You check for this number on the outer insulation (jacket) of the extension cord. Another essential factor in gauge rating is the number of wires in the power cord. For example, you may see a wire labeled 16/3. This implies that it is a 16-gauge cord paired with three wires.
Insulation is vital to prevent an extension cord from damage, overheating, and power leakage. Besides, insulation prevents electrocution. The power rating of an extension code will influence the strength of insulation used in an extension cord. Common insulation materials are vinyl, heavy-duty plastics, and woven nylon. If you propose using the extension cord outdoors, be sure to use a stronger jacket to avoid environmental damage.

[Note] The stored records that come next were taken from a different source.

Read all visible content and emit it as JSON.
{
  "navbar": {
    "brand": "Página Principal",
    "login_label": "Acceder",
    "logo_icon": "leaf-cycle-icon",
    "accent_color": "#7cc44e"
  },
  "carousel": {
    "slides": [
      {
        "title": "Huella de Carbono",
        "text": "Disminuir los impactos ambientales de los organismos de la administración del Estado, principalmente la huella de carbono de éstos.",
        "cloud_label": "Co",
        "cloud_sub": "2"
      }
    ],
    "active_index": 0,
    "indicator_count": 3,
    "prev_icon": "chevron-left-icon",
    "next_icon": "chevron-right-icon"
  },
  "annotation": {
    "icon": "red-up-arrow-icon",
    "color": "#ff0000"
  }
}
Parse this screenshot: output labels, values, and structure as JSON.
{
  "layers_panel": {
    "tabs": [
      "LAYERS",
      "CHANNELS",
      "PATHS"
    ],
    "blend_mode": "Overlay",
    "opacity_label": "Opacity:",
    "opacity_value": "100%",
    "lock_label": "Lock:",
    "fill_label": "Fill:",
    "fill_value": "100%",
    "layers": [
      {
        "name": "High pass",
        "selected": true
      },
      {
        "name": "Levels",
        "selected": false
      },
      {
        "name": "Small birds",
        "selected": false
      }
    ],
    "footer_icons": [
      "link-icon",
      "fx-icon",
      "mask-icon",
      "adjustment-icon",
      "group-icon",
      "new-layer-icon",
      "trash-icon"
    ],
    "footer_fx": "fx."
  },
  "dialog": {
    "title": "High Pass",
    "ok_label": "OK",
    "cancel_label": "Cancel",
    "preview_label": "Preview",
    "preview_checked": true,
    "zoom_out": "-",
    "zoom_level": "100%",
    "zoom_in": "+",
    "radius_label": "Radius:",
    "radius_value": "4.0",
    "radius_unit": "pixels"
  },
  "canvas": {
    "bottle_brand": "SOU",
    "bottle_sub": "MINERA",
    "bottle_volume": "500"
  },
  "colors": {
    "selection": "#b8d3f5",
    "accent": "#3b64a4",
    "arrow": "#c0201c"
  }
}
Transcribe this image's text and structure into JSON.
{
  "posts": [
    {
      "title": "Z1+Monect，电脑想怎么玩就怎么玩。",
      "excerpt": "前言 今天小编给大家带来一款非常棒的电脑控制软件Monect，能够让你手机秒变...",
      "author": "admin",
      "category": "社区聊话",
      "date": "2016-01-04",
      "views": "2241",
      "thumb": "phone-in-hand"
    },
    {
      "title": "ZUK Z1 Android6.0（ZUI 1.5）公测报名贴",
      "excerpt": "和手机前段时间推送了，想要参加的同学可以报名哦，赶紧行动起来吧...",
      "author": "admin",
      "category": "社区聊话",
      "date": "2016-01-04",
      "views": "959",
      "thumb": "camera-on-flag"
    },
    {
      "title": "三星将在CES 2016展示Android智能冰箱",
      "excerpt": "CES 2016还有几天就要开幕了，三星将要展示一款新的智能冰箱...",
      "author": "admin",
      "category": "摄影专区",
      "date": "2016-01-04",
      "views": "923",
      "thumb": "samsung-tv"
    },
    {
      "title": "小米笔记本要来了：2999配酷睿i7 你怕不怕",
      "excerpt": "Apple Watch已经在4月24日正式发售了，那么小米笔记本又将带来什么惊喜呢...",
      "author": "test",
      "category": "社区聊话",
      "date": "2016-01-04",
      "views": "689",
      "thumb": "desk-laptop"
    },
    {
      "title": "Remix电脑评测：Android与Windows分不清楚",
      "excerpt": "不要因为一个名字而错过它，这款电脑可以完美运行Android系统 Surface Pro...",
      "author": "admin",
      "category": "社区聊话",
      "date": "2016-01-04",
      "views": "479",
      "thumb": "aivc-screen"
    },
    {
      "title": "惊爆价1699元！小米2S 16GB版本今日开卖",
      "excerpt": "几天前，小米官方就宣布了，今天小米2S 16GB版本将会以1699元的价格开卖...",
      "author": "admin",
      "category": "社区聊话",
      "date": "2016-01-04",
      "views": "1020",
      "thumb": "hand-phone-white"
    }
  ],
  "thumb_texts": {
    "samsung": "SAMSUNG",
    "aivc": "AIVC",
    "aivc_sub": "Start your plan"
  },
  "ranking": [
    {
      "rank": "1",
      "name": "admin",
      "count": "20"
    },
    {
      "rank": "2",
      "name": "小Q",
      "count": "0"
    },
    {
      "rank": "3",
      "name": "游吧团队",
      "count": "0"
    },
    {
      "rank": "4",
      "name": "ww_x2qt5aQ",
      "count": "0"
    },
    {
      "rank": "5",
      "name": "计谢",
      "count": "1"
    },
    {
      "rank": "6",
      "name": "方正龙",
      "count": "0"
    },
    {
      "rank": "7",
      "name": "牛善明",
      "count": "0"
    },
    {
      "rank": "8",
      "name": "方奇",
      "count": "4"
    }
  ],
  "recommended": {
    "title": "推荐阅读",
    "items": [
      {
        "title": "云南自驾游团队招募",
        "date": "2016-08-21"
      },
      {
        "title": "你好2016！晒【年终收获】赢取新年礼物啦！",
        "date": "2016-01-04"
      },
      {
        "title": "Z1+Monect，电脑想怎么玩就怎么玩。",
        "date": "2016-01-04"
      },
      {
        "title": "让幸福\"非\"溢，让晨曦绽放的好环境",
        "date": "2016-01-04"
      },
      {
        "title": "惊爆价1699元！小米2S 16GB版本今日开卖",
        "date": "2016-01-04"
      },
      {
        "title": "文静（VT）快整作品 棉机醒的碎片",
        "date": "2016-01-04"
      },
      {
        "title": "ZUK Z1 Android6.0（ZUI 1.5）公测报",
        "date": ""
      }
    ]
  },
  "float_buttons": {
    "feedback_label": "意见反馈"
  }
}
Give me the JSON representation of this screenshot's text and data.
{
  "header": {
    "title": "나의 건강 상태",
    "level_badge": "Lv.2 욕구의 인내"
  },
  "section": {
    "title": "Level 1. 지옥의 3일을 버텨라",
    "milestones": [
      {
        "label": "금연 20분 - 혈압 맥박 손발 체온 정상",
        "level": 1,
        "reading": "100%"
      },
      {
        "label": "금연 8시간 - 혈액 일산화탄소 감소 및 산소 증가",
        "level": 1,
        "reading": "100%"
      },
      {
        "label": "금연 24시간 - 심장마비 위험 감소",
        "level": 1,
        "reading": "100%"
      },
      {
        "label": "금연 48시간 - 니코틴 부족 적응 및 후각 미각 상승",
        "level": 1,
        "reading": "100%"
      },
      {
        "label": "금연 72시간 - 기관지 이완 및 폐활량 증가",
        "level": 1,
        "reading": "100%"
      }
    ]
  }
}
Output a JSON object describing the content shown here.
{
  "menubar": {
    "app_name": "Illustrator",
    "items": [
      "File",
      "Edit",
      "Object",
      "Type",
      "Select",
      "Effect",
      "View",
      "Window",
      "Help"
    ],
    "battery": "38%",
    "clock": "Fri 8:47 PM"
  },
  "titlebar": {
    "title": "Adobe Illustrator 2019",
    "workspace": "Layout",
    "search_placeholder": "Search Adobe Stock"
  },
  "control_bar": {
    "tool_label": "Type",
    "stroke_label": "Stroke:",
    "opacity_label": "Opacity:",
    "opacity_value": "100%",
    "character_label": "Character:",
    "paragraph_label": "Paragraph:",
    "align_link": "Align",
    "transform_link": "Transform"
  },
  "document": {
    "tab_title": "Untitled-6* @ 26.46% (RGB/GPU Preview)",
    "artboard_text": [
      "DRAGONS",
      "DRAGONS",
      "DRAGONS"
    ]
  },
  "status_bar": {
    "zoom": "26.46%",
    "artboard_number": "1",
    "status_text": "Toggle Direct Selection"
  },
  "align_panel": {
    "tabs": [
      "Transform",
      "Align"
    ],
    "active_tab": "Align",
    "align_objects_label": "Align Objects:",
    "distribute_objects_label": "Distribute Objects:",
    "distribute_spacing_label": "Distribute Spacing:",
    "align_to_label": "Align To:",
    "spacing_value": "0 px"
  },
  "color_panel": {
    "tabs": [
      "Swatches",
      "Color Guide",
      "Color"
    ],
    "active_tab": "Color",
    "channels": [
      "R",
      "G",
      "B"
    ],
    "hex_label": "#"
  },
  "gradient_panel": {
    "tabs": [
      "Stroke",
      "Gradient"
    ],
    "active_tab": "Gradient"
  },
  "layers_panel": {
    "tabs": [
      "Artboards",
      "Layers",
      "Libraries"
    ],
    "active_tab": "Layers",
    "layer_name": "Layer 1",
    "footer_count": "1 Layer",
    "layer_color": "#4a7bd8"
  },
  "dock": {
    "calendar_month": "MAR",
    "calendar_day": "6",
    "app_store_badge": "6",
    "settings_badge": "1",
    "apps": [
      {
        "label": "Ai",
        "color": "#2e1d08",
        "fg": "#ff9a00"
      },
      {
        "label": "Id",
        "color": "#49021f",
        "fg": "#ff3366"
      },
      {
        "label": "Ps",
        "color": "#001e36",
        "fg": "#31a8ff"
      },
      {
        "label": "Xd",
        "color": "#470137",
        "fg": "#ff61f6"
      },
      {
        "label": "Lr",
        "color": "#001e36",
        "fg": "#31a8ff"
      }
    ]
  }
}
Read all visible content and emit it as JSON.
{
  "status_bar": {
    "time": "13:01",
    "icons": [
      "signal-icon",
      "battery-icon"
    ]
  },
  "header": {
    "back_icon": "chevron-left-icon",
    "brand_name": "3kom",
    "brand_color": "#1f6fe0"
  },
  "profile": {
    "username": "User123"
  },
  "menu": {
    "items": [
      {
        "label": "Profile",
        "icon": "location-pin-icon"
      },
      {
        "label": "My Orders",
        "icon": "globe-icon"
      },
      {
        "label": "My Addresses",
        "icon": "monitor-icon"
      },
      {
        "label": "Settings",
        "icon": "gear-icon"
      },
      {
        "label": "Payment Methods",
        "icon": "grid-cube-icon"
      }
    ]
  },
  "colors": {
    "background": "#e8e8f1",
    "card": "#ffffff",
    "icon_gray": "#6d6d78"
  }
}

To identify the right extension cord for home, check out different letters on the jacket;
- W – Lists a power cord that you may use outdoors.
- P – Indicates that the power cord has its wire running parallel to each other. This is common in air conditioners and standard cables for home use.
- S – lists a flexible cord, and you may use it for general purposes.
- T – Indicate that the insulating material is made of Vinyl thermoplastic.
- O – This indicates that your extension is oil resistant.
- J – This may indicate an extension for heavier use with high voltage output.
Before you can settle for a particular cord, be sure to check for these letters. They may be a deciding factor for the power cord you bring home.
The intended use of the cord
The purpose and intended use of the extension cord make all the difference. However, it depends on where you are using the cord. While you may use a general use or outdoor cord indoors, you should not use an indoor extension cord outside. The environment to which the cord is exposed may influence the type of insulation on it.
You may also choose a light-duty or a heavy-duty extension cord, depending on its intended use. Each of these will have varying power output.
Selecting the right extension cord for your home should not be a challenging task. With these handy tips, you should be able to identify just the right one. Besides, you should consider consulting your electrician for a specific use of a power cord.